This case is a petition for review on certiorari assailing the Court of Appeals (CA) Decision, setting aside
the Decision of the National Labor Relations Commission (NLRC).

Respondent First Cosmopolitan Manpower & Promotion Services, Inc. recruited petitioner Santosa B.
Datuman to work abroad after paying the required placement fee. However, her employer took her
passport and instead of working as a saleslady, she was forced to work as a domestic helper with a
salary that was contrary to the agreed salary indicated in her Contract of Employment signed in the
Philippines and approved by the Philippine Overseas Employment Administration (POEA).

On September 1, 1989, her employer compelled her to sign another contract, transferring her to
another employer as housemaid with a salary that is less than the agreed salary in her Contract. Left
with no choice, she continued working against her will. Worse, she even worked without compensation
from September 1991 to April 1993 because of her employer's continued failure and refusal to pay her
salary despite demand.

In May 1993, she was able to finally return to the Philippines and in May 1995, petitioner filed a
complaint before the POEA Adjudication Office against respondent for underpayment and nonpayment
of salary, vacation leave pay and refund of her plane fare.

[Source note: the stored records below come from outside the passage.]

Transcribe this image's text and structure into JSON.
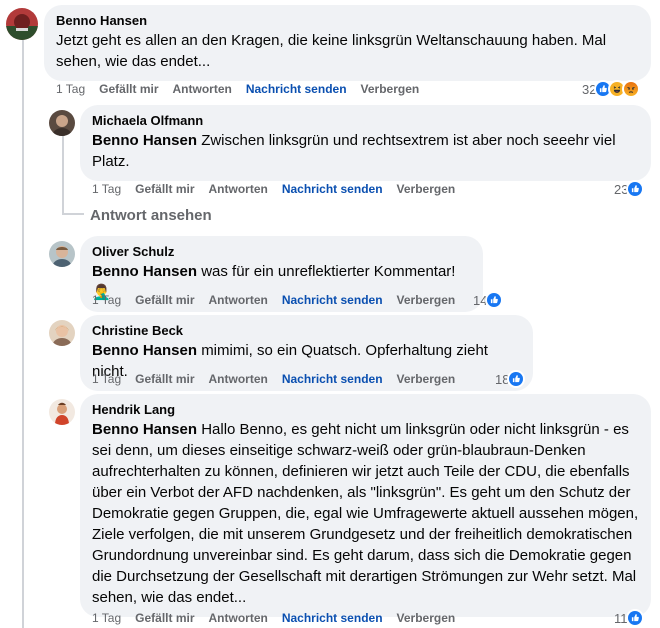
{
  "comments": [
    {
      "author": "Benno Hansen",
      "mention": "",
      "text": "Jetzt geht es allen an den Kragen, die keine linksgrün Weltanschauung haben. Mal sehen, wie das endet...",
      "time": "1 Tag",
      "reactions_count": "32",
      "reaction_icons": [
        "like-icon",
        "haha-icon",
        "angry-icon"
      ]
    },
    {
      "author": "Michaela Olfmann",
      "mention": "Benno Hansen",
      "text": "Zwischen linksgrün und rechtsextrem ist aber noch seeehr viel Platz.",
      "time": "1 Tag",
      "reactions_count": "23",
      "reaction_icons": [
        "like-icon"
      ]
    },
    {
      "author": "Oliver Schulz",
      "mention": "Benno Hansen",
      "text": "was für ein unreflektierter Kommentar! 🤦‍♂️",
      "time": "1 Tag",
      "reactions_count": "14",
      "reaction_icons": [
        "like-icon"
      ]
    },
    {
      "author": "Christine Beck",
      "mention": "Benno Hansen",
      "text": "mimimi, so ein Quatsch. Opferhaltung zieht nicht.",
      "time": "1 Tag",
      "reactions_count": "18",
      "reaction_icons": [
        "like-icon"
      ]
    },
    {
      "author": "Hendrik Lang",
      "mention": "Benno Hansen",
      "text": "Hallo Benno, es geht nicht um linksgrün oder nicht linksgrün - es sei denn, um dieses einseitige schwarz-weiß oder grün-blaubraun-Denken aufrechterhalten zu können, definieren wir jetzt auch Teile der CDU, die ebenfalls über ein Verbot der AFD nachdenken, als \"linksgrün\". Es geht um den Schutz der Demokratie gegen Gruppen, die, egal wie Umfragewerte aktuell aussehen mögen, Ziele verfolgen, die mit unserem Grundgesetz und der freiheitlich demokratischen Grundordnung unvereinbar sind. Es geht darum, dass sich die Demokratie gegen die Durchsetzung der Gesellschaft mit derartigen Strömungen zur Wehr setzt. Mal sehen, wie das endet...",
      "time": "1 Tag",
      "reactions_count": "11",
      "reaction_icons": [
        "like-icon"
      ]
    }
  ],
  "actions": {
    "like": "Gefällt mir",
    "reply": "Antworten",
    "message": "Nachricht senden",
    "hide": "Verbergen"
  },
  "view_replies": "Antwort ansehen",
  "colors": {
    "bubble_bg": "#f0f2f5",
    "muted": "#65676b",
    "link": "#0a4fb0",
    "like_blue": "#1877f2",
    "thread_line": "#d0d3d8"
  }
}
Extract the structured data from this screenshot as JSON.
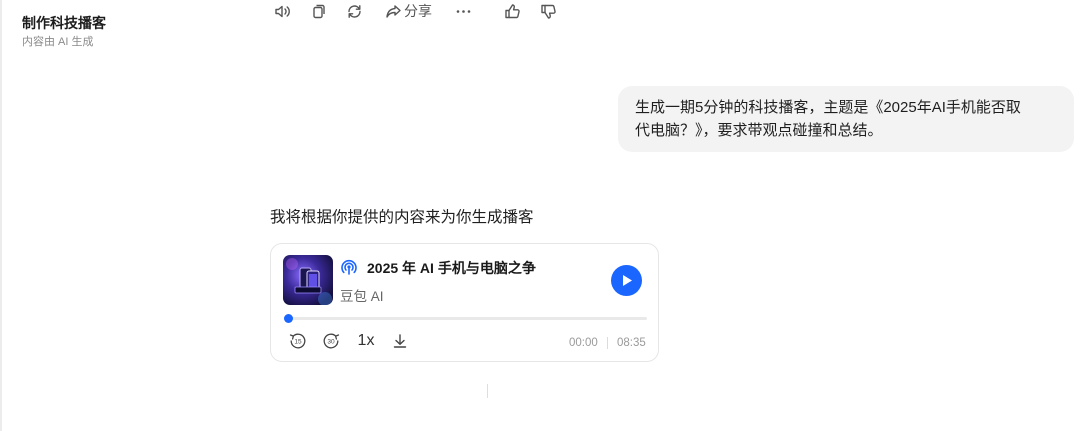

While the case was pending, she filed the
same case before the NLRC.

Respondent countered that petitioner actually agreed to work in Bahrain as a housemaid for one (1)
year because it was the only position available then. However, since such position was not yet allowed
by the POEA at that time, they mutually agreed to submit the contract to the POEA indicating
petitioner's position as saleslady. Respondent added that it was actually petitioner herself who violated
the terms of their contract when she allegedly transferred to another employer without respondent's
knowledge and approval.

Upon submitting the position papers of both parties, The Labor Arbiter rendered a decision finding the
respondent liable for violating the terms of the Employment Contract and ordering it to pay petitioner
that was also affirmed with modification by the NLRC. Upon filing a petition by the respondent to the
CA, the Court issued a decision granting the petition and reversing the decision of the NLRC. Thus, the
Court noted that petitioner company is privy only to the first contract. To reiterate, the local agency
shall assume joint and solidary liability with the employer for all claims and liabilities which may arise in
connection with the implementation of the contract, which is the first contract.

Petitioner filed an MR thereon was denied. Hence, petition was filed in court.
ISSUE:

WON respondent is jointly and solidarily liable for petitioner’s monetary claims

HELD:

The petition is granted. The Court states the

Section 1 of Rule II of the POEA Rules and Regulations:

Section 1. Requirements for Issuance of License. - Every applicant for license to operate a private
employment agency or manning agency shall submit a written application together with the following
requirements:

xxx

f. A verified undertaking stating that the applicant:

xxx

(3) Shall assume joint and solidary liability with the employer for all claims and liabilities which may arise
in connection with the implementation of the contract; including but not limited to payment of wages,
death and disability compensation and repatriation. (emphasis supplied)

The above provisions are clear that the private employment agency shall assume joint and solidary
liability with the employer.

This Court has, time and again, ruled that private employment agencies are held jointly and severally
liable with the foreign-based employer for any violation of the recruitment agreement or contract of
employment. This joint and solidary liability imposed by law against recruitment agencies and foreign
employers is meant to assure the aggrieved worker of immediate and sufficient payment of what is due
him. This is in line with the policy of the state to protect and alleviate the plight of the working class.

As the agency which recruited petitioner, respondent is jointly and solidarily liable with the latter's
principal employer abroad for her (petitioner's) money claims. Respondent cannot, therefore, exempt
itself from all the claims and liabilities arising from the implementation of their POEA-approved Contract
of Employment.